18 The wrath of God is being revealed from heaven against all the godlessness and wickedness of men who suppress the truth by their wickedness, 19 since what may be known about God is plain to them, because God has made it plain to them. 20 For since the creation of the world God’s invisible qualities–his eternal power and divine nature–have been clearly seen, being understood from what has been made,so that men are without excuse. 21 For although they knew God, they neither glorified him as God nor gave thanks to him, but their thinking became futile and their foolish hearts were darkened. 22 Although they claimed to be wise, they became fools 23 and exchanged the glory of the immortal God for images made to look like mortal man and birds and animals and reptiles. 24 Therefore God gave them over in the sinful desires of their hearts to sexual impurity for the degrading of their bodies with one another. 25 They exchanged the truth of God for a lie, and worshiped and served created things rather than the Creator–who is forever praised. Amen. Romans 1:18-25
For personal reflection:
Do you see any parallels between the beliefs and conduct of Isaiah’s audience, the people of Paul’s time, and those of today? What are they? Examine your own attitudes and behaviors. Do you recognize any problem areas?
Previously, we looked at Isaiah’s response. His personal response — the right response — was to recognize God’s surpassing majestic holiness, his own sinfulness and impurity, to confess this problem, and then be gratefully willing to do what God asked of him.
But what did the ancient Israelites do? Their group response – the wrong response – was to ignore God’s warning and carry on as usual. God sent many prophets to the people but we know from history that they did not listen. They continued in their ungodly ways until God sent punishment and exile.
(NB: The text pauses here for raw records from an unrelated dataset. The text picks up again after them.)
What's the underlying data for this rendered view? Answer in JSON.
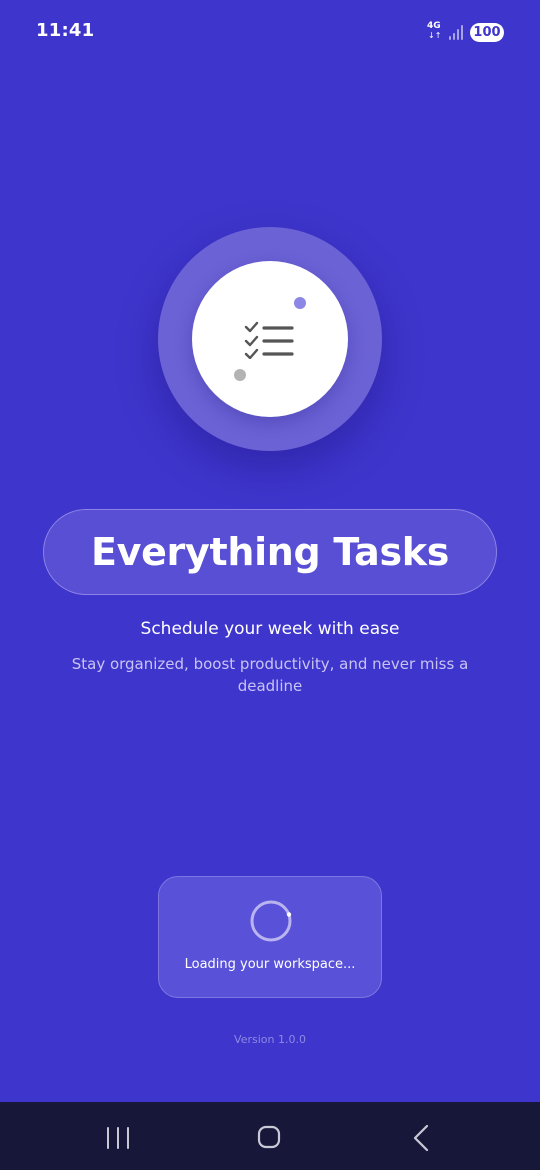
{
  "status_bar": {
    "time": "11:41",
    "network_label": "4G",
    "network_arrows": "↓↑",
    "battery": "100"
  },
  "splash": {
    "logo_icon": "checklist-icon",
    "title": "Everything Tasks",
    "tagline": "Schedule your week with ease",
    "description": "Stay organized, boost productivity, and never miss a deadline"
  },
  "loading": {
    "text": "Loading your workspace...",
    "icon": "spinner-icon"
  },
  "version": "Version 1.0.0",
  "nav_bar": {
    "recents_icon": "recents-icon",
    "home_icon": "home-icon",
    "back_icon": "back-icon"
  },
  "colors": {
    "background": "#3e35cc",
    "accent_dot": "#8c86e6",
    "nav_bar": "#17173a"
  }
}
For further reflection: What choice do you see our nation making? What can you do to help people see the danger?